MAINBOARD-LISTED developer Tee Land sank deeper into the red in its latest full year, no thanks to selling The Peak @ Cairnhill I units at a loss during the period.
Tee Land notched a widening net loss of S$23.8 million for the 12 months to May 31, nearly three times worse than the S$8.69 million the year before, according to results released on Tuesday.
The deeper losses came amid a 7.9 per cent fall in turnover, to S$8.7 million, on lower revenue from Third Avenue in Malaysia and the absence of contributions from two other projects.
Thirteen units at The Peak were moved at a gross loss of S$1.3 million, while Tee Land rang up variation orders and extra costs at Third Avenue, on certain construction requirements. Compensation for a delay in delivering Third Avenue units, as well as a rental guarantee for shop units affected by the soft Malaysian rental market, also affected the group’s showing.

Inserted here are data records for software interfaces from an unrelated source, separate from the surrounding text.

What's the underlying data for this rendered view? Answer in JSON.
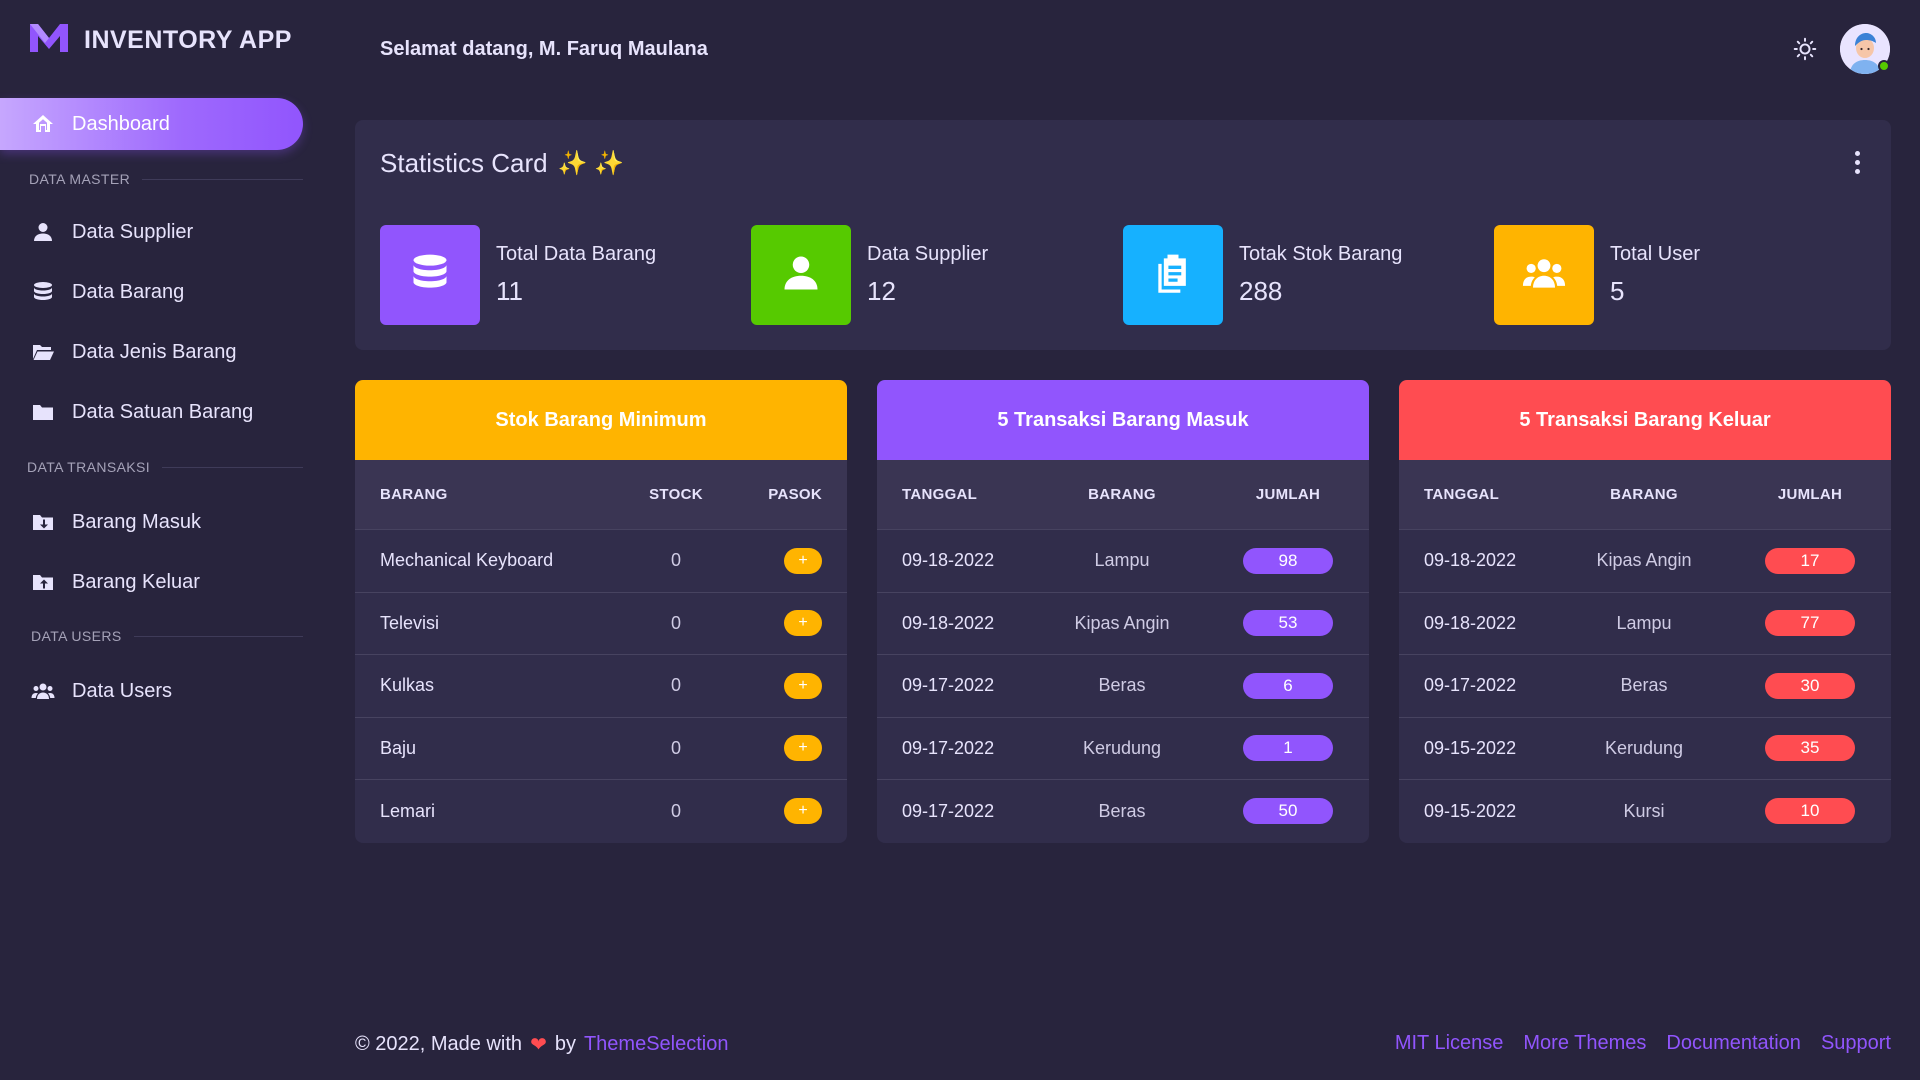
{
  "app": {
    "title": "INVENTORY APP",
    "logo_icon": "m-logo-icon"
  },
  "header": {
    "welcome": "Selamat datang, M. Faruq Maulana",
    "theme_icon": "sun-icon"
  },
  "sidebar": {
    "active": {
      "label": "Dashboard",
      "icon": "home-icon"
    },
    "sections": [
      {
        "title": "DATA MASTER",
        "items": [
          {
            "label": "Data Supplier",
            "icon": "user-icon"
          },
          {
            "label": "Data Barang",
            "icon": "database-icon"
          },
          {
            "label": "Data Jenis Barang",
            "icon": "folder-open-icon"
          },
          {
            "label": "Data Satuan Barang",
            "icon": "folder-icon"
          }
        ]
      },
      {
        "title": "DATA TRANSAKSI",
        "items": [
          {
            "label": "Barang Masuk",
            "icon": "folder-download-icon"
          },
          {
            "label": "Barang Keluar",
            "icon": "folder-upload-icon"
          }
        ]
      },
      {
        "title": "DATA USERS",
        "items": [
          {
            "label": "Data Users",
            "icon": "users-icon"
          }
        ]
      }
    ]
  },
  "stats": {
    "title": "Statistics Card",
    "sparkles": "✨ ✨",
    "items": [
      {
        "label": "Total Data Barang",
        "value": "11",
        "color": "#9155fd",
        "icon": "database-icon"
      },
      {
        "label": "Data Supplier",
        "value": "12",
        "color": "#56ca00",
        "icon": "user-icon"
      },
      {
        "label": "Totak Stok Barang",
        "value": "288",
        "color": "#16b1ff",
        "icon": "clipboard-icon"
      },
      {
        "label": "Total User",
        "value": "5",
        "color": "#ffb400",
        "icon": "users-icon"
      }
    ]
  },
  "stok_minimum": {
    "title": "Stok Barang Minimum",
    "color": "#ffb400",
    "columns": [
      "BARANG",
      "STOCK",
      "PASOK"
    ],
    "rows": [
      {
        "barang": "Mechanical Keyboard",
        "stock": "0",
        "pasok": "+"
      },
      {
        "barang": "Televisi",
        "stock": "0",
        "pasok": "+"
      },
      {
        "barang": "Kulkas",
        "stock": "0",
        "pasok": "+"
      },
      {
        "barang": "Baju",
        "stock": "0",
        "pasok": "+"
      },
      {
        "barang": "Lemari",
        "stock": "0",
        "pasok": "+"
      }
    ]
  },
  "masuk": {
    "title": "5 Transaksi Barang Masuk",
    "color": "#9155fd",
    "columns": [
      "TANGGAL",
      "BARANG",
      "JUMLAH"
    ],
    "rows": [
      {
        "tanggal": "09-18-2022",
        "barang": "Lampu",
        "jumlah": "98"
      },
      {
        "tanggal": "09-18-2022",
        "barang": "Kipas Angin",
        "jumlah": "53"
      },
      {
        "tanggal": "09-17-2022",
        "barang": "Beras",
        "jumlah": "6"
      },
      {
        "tanggal": "09-17-2022",
        "barang": "Kerudung",
        "jumlah": "1"
      },
      {
        "tanggal": "09-17-2022",
        "barang": "Beras",
        "jumlah": "50"
      }
    ]
  },
  "keluar": {
    "title": "5 Transaksi Barang Keluar",
    "color": "#ff4c51",
    "columns": [
      "TANGGAL",
      "BARANG",
      "JUMLAH"
    ],
    "rows": [
      {
        "tanggal": "09-18-2022",
        "barang": "Kipas Angin",
        "jumlah": "17"
      },
      {
        "tanggal": "09-18-2022",
        "barang": "Lampu",
        "jumlah": "77"
      },
      {
        "tanggal": "09-17-2022",
        "barang": "Beras",
        "jumlah": "30"
      },
      {
        "tanggal": "09-15-2022",
        "barang": "Kerudung",
        "jumlah": "35"
      },
      {
        "tanggal": "09-15-2022",
        "barang": "Kursi",
        "jumlah": "10"
      }
    ]
  },
  "footer": {
    "prefix": "© 2022, Made with",
    "heart": "❤",
    "by": "by",
    "author": "ThemeSelection",
    "links": [
      "MIT License",
      "More Themes",
      "Documentation",
      "Support"
    ]
  }
}
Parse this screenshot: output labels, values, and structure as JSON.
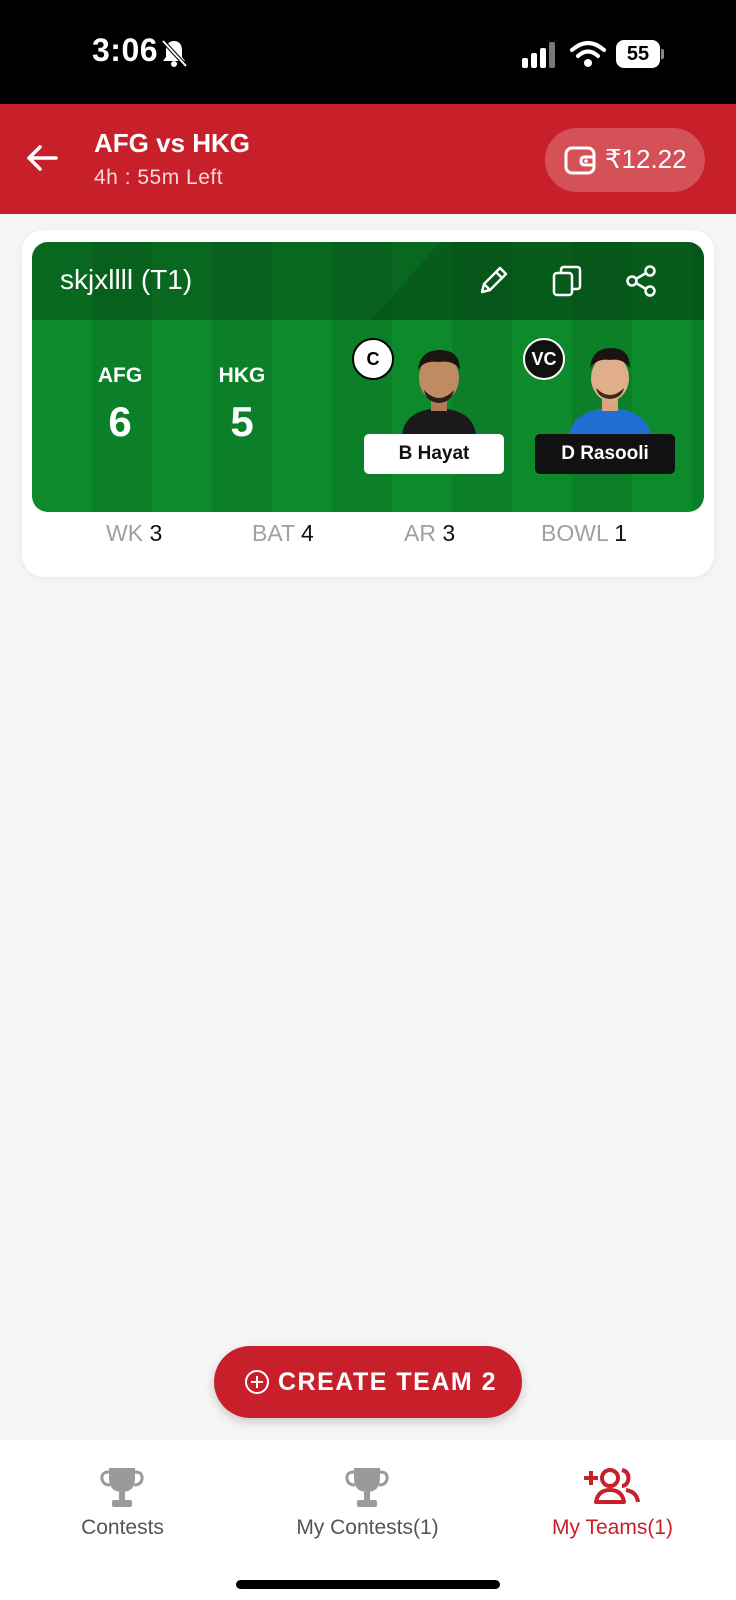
{
  "status_bar": {
    "time": "3:06",
    "battery": "55"
  },
  "header": {
    "title": "AFG vs HKG",
    "time_left": "4h : 55m Left",
    "wallet_amount": "₹12.22"
  },
  "team": {
    "name": "skjxllll (T1)",
    "sides": [
      {
        "label": "AFG",
        "count": "6"
      },
      {
        "label": "HKG",
        "count": "5"
      }
    ],
    "captain": {
      "badge": "C",
      "name": "B Hayat"
    },
    "vice_captain": {
      "badge": "VC",
      "name": "D Rasooli"
    },
    "role_counts": [
      {
        "label": "WK",
        "value": "3"
      },
      {
        "label": "BAT",
        "value": "4"
      },
      {
        "label": "AR",
        "value": "3"
      },
      {
        "label": "BOWL",
        "value": "1"
      }
    ]
  },
  "create_button": {
    "label": "CREATE TEAM 2"
  },
  "nav": {
    "items": [
      {
        "label": "Contests",
        "icon": "trophy-icon"
      },
      {
        "label": "My Contests(1)",
        "icon": "trophy-icon"
      },
      {
        "label": "My Teams(1)",
        "icon": "add-team-icon"
      }
    ]
  },
  "colors": {
    "brand": "#c8202a",
    "pitch": "#0d8a2c"
  }
}
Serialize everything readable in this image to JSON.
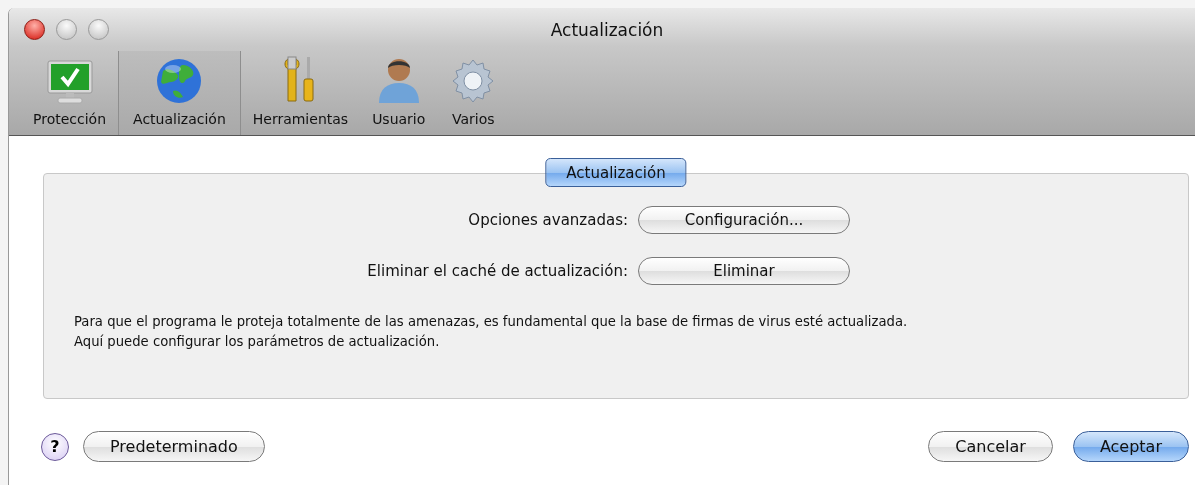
{
  "window": {
    "title": "Actualización"
  },
  "toolbar": [
    {
      "label": "Protección",
      "kind": "monitor",
      "selected": false
    },
    {
      "label": "Actualización",
      "kind": "globe",
      "selected": true
    },
    {
      "label": "Herramientas",
      "kind": "tools",
      "selected": false
    },
    {
      "label": "Usuario",
      "kind": "user",
      "selected": false
    },
    {
      "label": "Varios",
      "kind": "gear",
      "selected": false
    }
  ],
  "group": {
    "title": "Actualización",
    "rows": [
      {
        "label": "Opciones avanzadas:",
        "button": "Configuración..."
      },
      {
        "label": "Eliminar el caché de actualización:",
        "button": "Eliminar"
      }
    ],
    "description": [
      "Para que el programa le proteja totalmente de las amenazas, es fundamental que la base de firmas de virus esté actualizada.",
      "Aquí puede configurar los parámetros de actualización."
    ]
  },
  "footer": {
    "help": "?",
    "left_buttons": [
      {
        "label": "Predeterminado",
        "default": false
      }
    ],
    "right_buttons": [
      {
        "label": "Cancelar",
        "default": false
      },
      {
        "label": "Aceptar",
        "default": true
      }
    ]
  }
}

Besides the jump in cost of sales, the bottom line was hurt by a fall in other operating income from the lack of an unrealised currency gain and absence of dividend from a former Thai associate, while the group’s share of results from associates turned negative amid losses at that associate, before Tee Land’s divestment.
Tee Land said in a statement that if the impact of new accounting standards, one-off costs and non-cash items were excluded, it would have notched a pre-tax profit of S$400,000, instead of the S$26.2 million pre-tax loss that it actually recorded.
The group made a loss per share of 5.33 Singapore cents for the full year, widening from a loss per share of 1.95 Singapore cents the previous year, while net asset value was 27.1 Singapore cents a share, down from 32.8 Singapore cents before.
“The group will take a cautious approach when seeking opportunities to acquire new land sites and in making any investments,” Tee Land said in its outlook statement.
Describing the Singapore residential market as challenging, the company warned that delays in achieving full sales or completing of its projects, under regulatory timelines, “could also adversely affect the group’s performance”.
It added that the performance of its overseas businesses is expected to be hit by a mix of local political events and currency movements.
No dividend was recommended for the period - compared with a full-year pay-out of 0.4 Singapore cent a share for the year prior - which the board said was “on grounds of prudence”.
The counter closed flat at S$0.167, before the results were released.